3 cl lime juice
2 cl egg white
Dry shake all ingredients add ice and shake hard. Serve over ice in a cognac or low ball glass.
Garnish with 2-3 crushed coffee beans which adds an impactful aroma to the drink.
Happy new year!
All needed ingredients for the cocktails above can by found at Juul’s Vin og Spiritus on Værnedamsvej in Copenhagen among other places.
Mexican Coffee Liqueur
The new coffee liqueur from Copenhagen Distillery which will be available in January is a succesful result of a four clover collaboration. Bo Blindkilde, friend of Master Distiller at Copenhagen Distillery Henrik Brinks, owns a coffee plantagen in Mexico (www.cafepuravida.com). Bo and Henrik merged Bo’s coffee beans with one of bartender Sune Urth’s coffee liqueur prototypes and adjusted the recipe to compliment Bo’s Beans. Kontra Kaffe who sells Bo’s coffee beans in Denmark offered to supply a professional coffee brewing apparatus for the course and to roast Bo’s beans in accordance with the specific demands for the liqueur.
The coffee beans are roasted in two different ways, a very light roast to preserve the light and fruity notes and a medium dark roast to bring out the bitter qualities of the coffee. The amount of sugar used is kept to an absolute minimum. Instead the four clover team of Bo, Henrik, Sune and Kontra Kaffe has added organic lemon peel and green anise to perfect the balance of taste and aroma in the liqueur.
Historically the Geranium plant (in Danish also called Storkenæb), like juniper, has been used for medicine and health food through centuries.
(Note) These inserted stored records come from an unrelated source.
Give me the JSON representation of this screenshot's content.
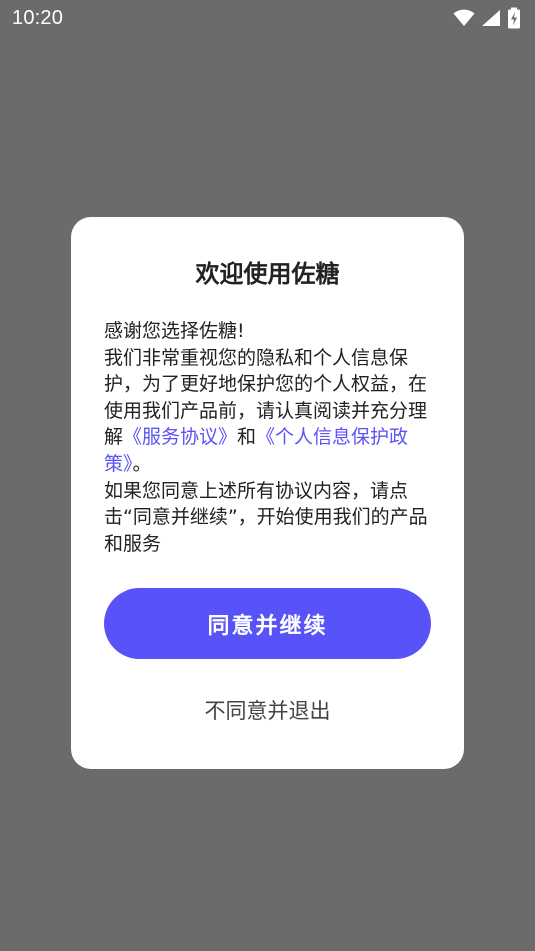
{
  "status_bar": {
    "time": "10:20",
    "icons": [
      "wifi-icon",
      "cellular-signal-icon",
      "battery-charging-icon"
    ],
    "text_color": "#ffffff"
  },
  "colors": {
    "overlay": "#6b6b6b",
    "dialog_bg": "#ffffff",
    "accent": "#5753f9",
    "link": "#5b53f5"
  },
  "dialog": {
    "title": "欢迎使用佐糖",
    "line_thanks": "感谢您选择佐糖!",
    "para1_before": "我们非常重视您的隐私和个人信息保护，为了更好地保护您的个人权益，在使用我们产品前，请认真阅读并充分理解",
    "link_service": "《服务协议》",
    "para1_middle": "和",
    "link_privacy": "《个人信息保护政策》",
    "para1_end": "。",
    "para2": "如果您同意上述所有协议内容，请点击“同意并继续”，开始使用我们的产品和服务",
    "agree_label": "同意并继续",
    "decline_label": "不同意并退出"
  }
}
Often in combination with other ingredients typically known from the production of gin, such as coriander, lemon and angelica.
The first analyzes of the geranium plant made by Henrik Hammer and his dad who was a chemist showed that the leafs of the plant contain etheric oils that are contained in fruits, vegetables and spices often used in the production of gin. Thus theoretically geranium should work well in gin. It required however careful chemical experiments to find the right kind of geranium and the exact way to extract the etheric oils from the plant to make it possible to incorporate in the destillation process.